Book lovers love books about other book lovers. After all, we share the reading life in common: its challenges, its delights, its unique common language. Websites like Redeemed Reader exist partly to help parents and educators promote the reading life with their children and students!
Our “Literary Nightstand” series features all sorts of books about books, but the four titles below are uniquely about the reading life itself: the books that shaped these authors, the ways they’ve managed to find time to read, the ways in which books have shaped their lives–including their spiritual lives. Interestingly, the first three were all published one year ago this month. The fourth is now out of print, but well worth trying to track down. Each of these four authors argues that the reading life is worth cultivating and, perhaps most importantly, the reading life will change an ordinary life into something greater.
4 Books About the Reading Life: a Literary Nightstand Round-Up
Book Girl: A Journey Through the Treasures & Transforming Power of a Reading Life by Sarah Clarkson. Tyndale Momentum, 2018. 288 pages.
Clarkson celebrates all the best parts of being a “book girl” in this bibliographic memoir:
Gifts of learning and wonder, of hope renewed, of the capacity to ponder, of the will to act–these are just a few of the gifts to be explored … as we consider the particular goodness of being a book girl.Clarkson, Book Girl p. xii
From this earnest beginning, Clarkson dives into 10 ways books influence our lives, particularly our emotional, mental, and spiritual lives. Books build character, impart hope, and help us see the wonder around us (and so much more!). Fellow bibliophiles will especially love the plentiful booklists that appear in each chapter, echoing the chapter’s particular focus: “The Books We’ve Shared: My Family’s Favorite Read Alouds” or “The Holy War: Books That Taught Me to Pray.” Book Girl is primarily annotated book lists accompanied by Clarkson’s reflective essays on particular themes and categories of books. Bibliophiles who are eager for more book lists (aren’t we all?!) and who enjoy reading personal reflections on the reading life will appreciate this title.

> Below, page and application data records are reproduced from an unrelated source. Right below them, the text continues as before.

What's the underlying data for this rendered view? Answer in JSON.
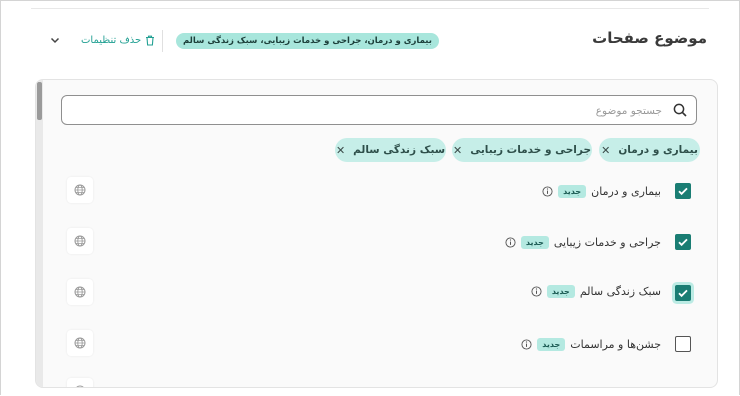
{
  "header": {
    "title": "موضوع صفحات",
    "summary_chip": "بیماری و درمان، جراحی و خدمات زیبایی، سبک زندگی سالم",
    "reset_label": "حذف تنظیمات"
  },
  "search": {
    "placeholder": "جستجو موضوع",
    "value": ""
  },
  "selected_chips": [
    {
      "label": "بیماری و درمان"
    },
    {
      "label": "جراحی و خدمات زیبایی"
    },
    {
      "label": "سبک زندگی سالم"
    }
  ],
  "topics": [
    {
      "label": "بیماری و درمان",
      "badge": "جدید",
      "checked": true
    },
    {
      "label": "جراحی و خدمات زیبایی",
      "badge": "جدید",
      "checked": true
    },
    {
      "label": "سبک زندگی سالم",
      "badge": "جدید",
      "checked": true,
      "focused": true
    },
    {
      "label": "جشن‌ها و مراسمات",
      "badge": "جدید",
      "checked": false
    }
  ],
  "colors": {
    "accent": "#1a7d73",
    "chip_bg": "#c6eee8",
    "badge_bg": "#b4e9e1",
    "link": "#22a093"
  }
}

On Reading Well: Finding the Good Life Through Great Books by Karen Swallow Prior. Brazos Press, 2018. 272 pages.
We used Prior’s Booked as a teen/adult read-along title a few years ago; in that book, Prior urges readers to read promiscuously: indiscriminately, widely. On Reading Well turns that around a bit as Prior urges readers to read slowly and deeply. She is quick to point out that only the best books hold up to the close reading she is recommending. Prior’s introduction is an excellent defense for reading well, not just reading widely. Reading well means reading excellently, in pursuit of virtue; Prior goes on to illustrate how this looks through the lens of 12 classics, each of which is associated with a particular virtue. The 12 classics are the following: Tom Jones, The Great Gatsby, A Tale of Two Cities, The Adventures of Huckleberry Finn, Silence, The Road, The Death of Ivan Ilych, Ethan Frome, Pilgrim’s Progress, Persuasian, “Tenth of December” by George Saunders, and both “Revelation” and “Everything That Rises Must Converge” by Flannery O’Connor. Readers who want to make the most of Prior’s book will probably want to read (or re-read) these titles because there are spoilers! Meaty, rich, and a book itself that must be read slowly, On Reading Well is a good fit for bibliophiles who want to dig deep into the reading life.
I’d Rather Be Reading: The Delights and Dilemmas of the Reading Life by Anne Bogel. Baker Books, 2018. 160 pages.

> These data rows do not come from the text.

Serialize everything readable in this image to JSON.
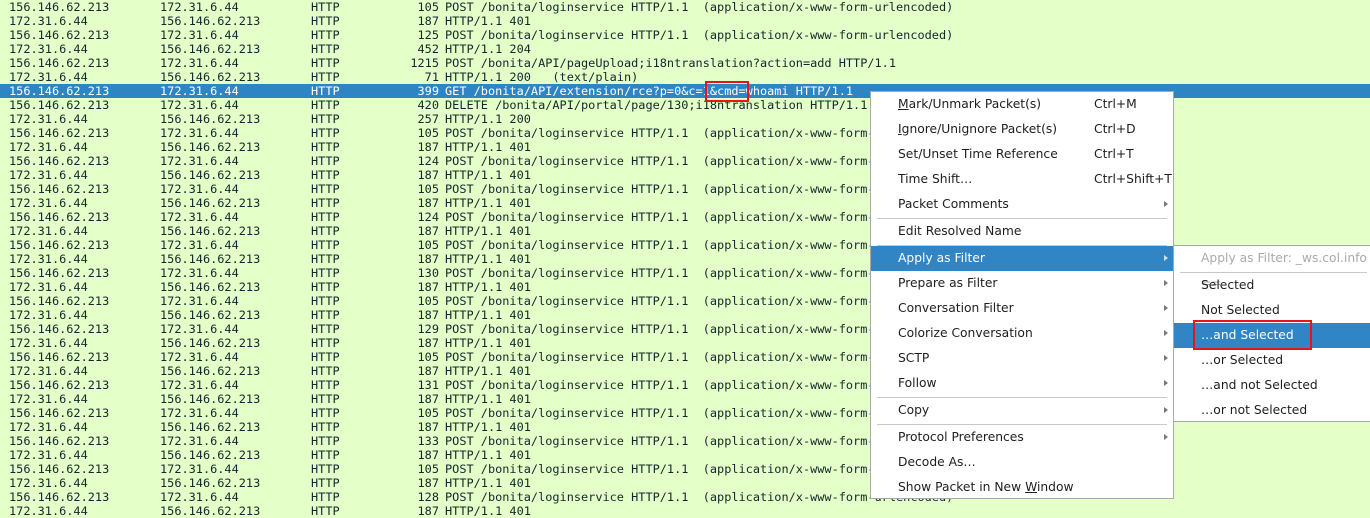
{
  "colors": {
    "row_bg": "#e4ffc7",
    "selected_bg": "#2f84c3",
    "highlight_box": "#e8141a",
    "menu_active": "#3185c5"
  },
  "packets": [
    {
      "src": "156.146.62.213",
      "dst": "172.31.6.44",
      "proto": "HTTP",
      "len": "105",
      "info": "POST /bonita/loginservice HTTP/1.1  (application/x-www-form-urlencoded)"
    },
    {
      "src": "172.31.6.44",
      "dst": "156.146.62.213",
      "proto": "HTTP",
      "len": "187",
      "info": "HTTP/1.1 401"
    },
    {
      "src": "156.146.62.213",
      "dst": "172.31.6.44",
      "proto": "HTTP",
      "len": "125",
      "info": "POST /bonita/loginservice HTTP/1.1  (application/x-www-form-urlencoded)"
    },
    {
      "src": "172.31.6.44",
      "dst": "156.146.62.213",
      "proto": "HTTP",
      "len": "452",
      "info": "HTTP/1.1 204"
    },
    {
      "src": "156.146.62.213",
      "dst": "172.31.6.44",
      "proto": "HTTP",
      "len": "1215",
      "info": "POST /bonita/API/pageUpload;i18ntranslation?action=add HTTP/1.1"
    },
    {
      "src": "172.31.6.44",
      "dst": "156.146.62.213",
      "proto": "HTTP",
      "len": "71",
      "info": "HTTP/1.1 200   (text/plain)"
    },
    {
      "src": "156.146.62.213",
      "dst": "172.31.6.44",
      "proto": "HTTP",
      "len": "399",
      "info": "GET /bonita/API/extension/rce?p=0&c=1&cmd=whoami HTTP/1.1",
      "selected": true
    },
    {
      "src": "156.146.62.213",
      "dst": "172.31.6.44",
      "proto": "HTTP",
      "len": "420",
      "info": "DELETE /bonita/API/portal/page/130;i18ntranslation HTTP/1.1"
    },
    {
      "src": "172.31.6.44",
      "dst": "156.146.62.213",
      "proto": "HTTP",
      "len": "257",
      "info": "HTTP/1.1 200"
    },
    {
      "src": "156.146.62.213",
      "dst": "172.31.6.44",
      "proto": "HTTP",
      "len": "105",
      "info": "POST /bonita/loginservice HTTP/1.1  (application/x-www-form-urlencoded)"
    },
    {
      "src": "172.31.6.44",
      "dst": "156.146.62.213",
      "proto": "HTTP",
      "len": "187",
      "info": "HTTP/1.1 401"
    },
    {
      "src": "156.146.62.213",
      "dst": "172.31.6.44",
      "proto": "HTTP",
      "len": "124",
      "info": "POST /bonita/loginservice HTTP/1.1  (application/x-www-form-urlencoded)"
    },
    {
      "src": "172.31.6.44",
      "dst": "156.146.62.213",
      "proto": "HTTP",
      "len": "187",
      "info": "HTTP/1.1 401"
    },
    {
      "src": "156.146.62.213",
      "dst": "172.31.6.44",
      "proto": "HTTP",
      "len": "105",
      "info": "POST /bonita/loginservice HTTP/1.1  (application/x-www-form-urlencoded)"
    },
    {
      "src": "172.31.6.44",
      "dst": "156.146.62.213",
      "proto": "HTTP",
      "len": "187",
      "info": "HTTP/1.1 401"
    },
    {
      "src": "156.146.62.213",
      "dst": "172.31.6.44",
      "proto": "HTTP",
      "len": "124",
      "info": "POST /bonita/loginservice HTTP/1.1  (application/x-www-form-urlencoded)"
    },
    {
      "src": "172.31.6.44",
      "dst": "156.146.62.213",
      "proto": "HTTP",
      "len": "187",
      "info": "HTTP/1.1 401"
    },
    {
      "src": "156.146.62.213",
      "dst": "172.31.6.44",
      "proto": "HTTP",
      "len": "105",
      "info": "POST /bonita/loginservice HTTP/1.1  (application/x-www-form-urlencoded)"
    },
    {
      "src": "172.31.6.44",
      "dst": "156.146.62.213",
      "proto": "HTTP",
      "len": "187",
      "info": "HTTP/1.1 401"
    },
    {
      "src": "156.146.62.213",
      "dst": "172.31.6.44",
      "proto": "HTTP",
      "len": "130",
      "info": "POST /bonita/loginservice HTTP/1.1  (application/x-www-form-urlencoded)"
    },
    {
      "src": "172.31.6.44",
      "dst": "156.146.62.213",
      "proto": "HTTP",
      "len": "187",
      "info": "HTTP/1.1 401"
    },
    {
      "src": "156.146.62.213",
      "dst": "172.31.6.44",
      "proto": "HTTP",
      "len": "105",
      "info": "POST /bonita/loginservice HTTP/1.1  (application/x-www-form-urlencoded)"
    },
    {
      "src": "172.31.6.44",
      "dst": "156.146.62.213",
      "proto": "HTTP",
      "len": "187",
      "info": "HTTP/1.1 401"
    },
    {
      "src": "156.146.62.213",
      "dst": "172.31.6.44",
      "proto": "HTTP",
      "len": "129",
      "info": "POST /bonita/loginservice HTTP/1.1  (application/x-www-form-urlencoded)"
    },
    {
      "src": "172.31.6.44",
      "dst": "156.146.62.213",
      "proto": "HTTP",
      "len": "187",
      "info": "HTTP/1.1 401"
    },
    {
      "src": "156.146.62.213",
      "dst": "172.31.6.44",
      "proto": "HTTP",
      "len": "105",
      "info": "POST /bonita/loginservice HTTP/1.1  (application/x-www-form-urlencoded)"
    },
    {
      "src": "172.31.6.44",
      "dst": "156.146.62.213",
      "proto": "HTTP",
      "len": "187",
      "info": "HTTP/1.1 401"
    },
    {
      "src": "156.146.62.213",
      "dst": "172.31.6.44",
      "proto": "HTTP",
      "len": "131",
      "info": "POST /bonita/loginservice HTTP/1.1  (application/x-www-form-urlencoded)"
    },
    {
      "src": "172.31.6.44",
      "dst": "156.146.62.213",
      "proto": "HTTP",
      "len": "187",
      "info": "HTTP/1.1 401"
    },
    {
      "src": "156.146.62.213",
      "dst": "172.31.6.44",
      "proto": "HTTP",
      "len": "105",
      "info": "POST /bonita/loginservice HTTP/1.1  (application/x-www-form-urlencoded)"
    },
    {
      "src": "172.31.6.44",
      "dst": "156.146.62.213",
      "proto": "HTTP",
      "len": "187",
      "info": "HTTP/1.1 401"
    },
    {
      "src": "156.146.62.213",
      "dst": "172.31.6.44",
      "proto": "HTTP",
      "len": "133",
      "info": "POST /bonita/loginservice HTTP/1.1  (application/x-www-form-urlencoded)"
    },
    {
      "src": "172.31.6.44",
      "dst": "156.146.62.213",
      "proto": "HTTP",
      "len": "187",
      "info": "HTTP/1.1 401"
    },
    {
      "src": "156.146.62.213",
      "dst": "172.31.6.44",
      "proto": "HTTP",
      "len": "105",
      "info": "POST /bonita/loginservice HTTP/1.1  (application/x-www-form-urlencoded)"
    },
    {
      "src": "172.31.6.44",
      "dst": "156.146.62.213",
      "proto": "HTTP",
      "len": "187",
      "info": "HTTP/1.1 401"
    },
    {
      "src": "156.146.62.213",
      "dst": "172.31.6.44",
      "proto": "HTTP",
      "len": "128",
      "info": "POST /bonita/loginservice HTTP/1.1  (application/x-www-form-urlencoded)"
    },
    {
      "src": "172.31.6.44",
      "dst": "156.146.62.213",
      "proto": "HTTP",
      "len": "187",
      "info": "HTTP/1.1 401"
    }
  ],
  "context_menu": {
    "items": [
      {
        "label": "Mark/Unmark Packet(s)",
        "underline": "M",
        "shortcut": "Ctrl+M"
      },
      {
        "label": "Ignore/Unignore Packet(s)",
        "underline": "I",
        "shortcut": "Ctrl+D"
      },
      {
        "label": "Set/Unset Time Reference",
        "shortcut": "Ctrl+T"
      },
      {
        "label": "Time Shift…",
        "shortcut": "Ctrl+Shift+T"
      },
      {
        "label": "Packet Comments",
        "submenu": true,
        "sep_after": true
      },
      {
        "label": "Edit Resolved Name",
        "sep_after": true
      },
      {
        "label": "Apply as Filter",
        "submenu": true,
        "active": true
      },
      {
        "label": "Prepare as Filter",
        "submenu": true
      },
      {
        "label": "Conversation Filter",
        "submenu": true
      },
      {
        "label": "Colorize Conversation",
        "submenu": true
      },
      {
        "label": "SCTP",
        "submenu": true
      },
      {
        "label": "Follow",
        "submenu": true,
        "sep_after": true
      },
      {
        "label": "Copy",
        "submenu": true,
        "sep_after": true
      },
      {
        "label": "Protocol Preferences",
        "submenu": true
      },
      {
        "label": "Decode As…"
      },
      {
        "label": "Show Packet in New Window",
        "underline": "W"
      }
    ]
  },
  "apply_filter_submenu": {
    "header": "Apply as Filter: _ws.col.info ==",
    "items": [
      {
        "label": "Selected"
      },
      {
        "label": "Not Selected"
      },
      {
        "label": "…and Selected",
        "active": true
      },
      {
        "label": "…or Selected"
      },
      {
        "label": "…and not Selected"
      },
      {
        "label": "…or not Selected"
      }
    ]
  }
}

Anne Bogel is Modern Mrs. Darcy–maybe you’ve heard of her? This is her second book, and it celebrates all things related to the reading life. A quick, light-hearted read, this is for the typical bookworm. Not as spiritually significant as the other titles on this list, I’d Rather Be Reading is a fun collection of personal essays about one reader’s experience that somehow unites all bookworms’ experiences. After reading it, we know Anne gets it: she gets the library fees, the piles of books strewn about the house, the books that make us cry, the books that mean much to us at certain times in our lives, the ways in which we change as readers. This is a small hardback, and it would make a nice little gift for someone who’s a reader but already has all the books!
Bequest of Wings: A Family’s Pleasures with Books by Annis Duff. Viking Press, 1944 (out-of-print).
We rarely review out of print books because they are hard for our readers to track down; when we make an exception, that means it is a title worth tracking down! Think of this book, Bequest of Wings, and its companion, Longer Flight, as “OOPS” books (out-of-print-specials). Bequest of Wings is a memoir of a family who delighted in and celebrated books with their children from birth onwards. Plenty of book titles sprinkle the pages, but the real gift is the peek into a fellow bibliophile’s experience with bringing all things reading into the life of the family: quoting poetry, visiting the library, reading stories together. A book published in the 1940s might seem quaint, but the lifestyle described is one many of us still practice–or long to practice. A great gift for new parents in particular, this is a title for book lovers who want to meet a new friend in the form of a book. You will want to put the book down at the end of each chapter and practice something in it right away–or simply hunt down a favorite children’s story you remember from your own childhood.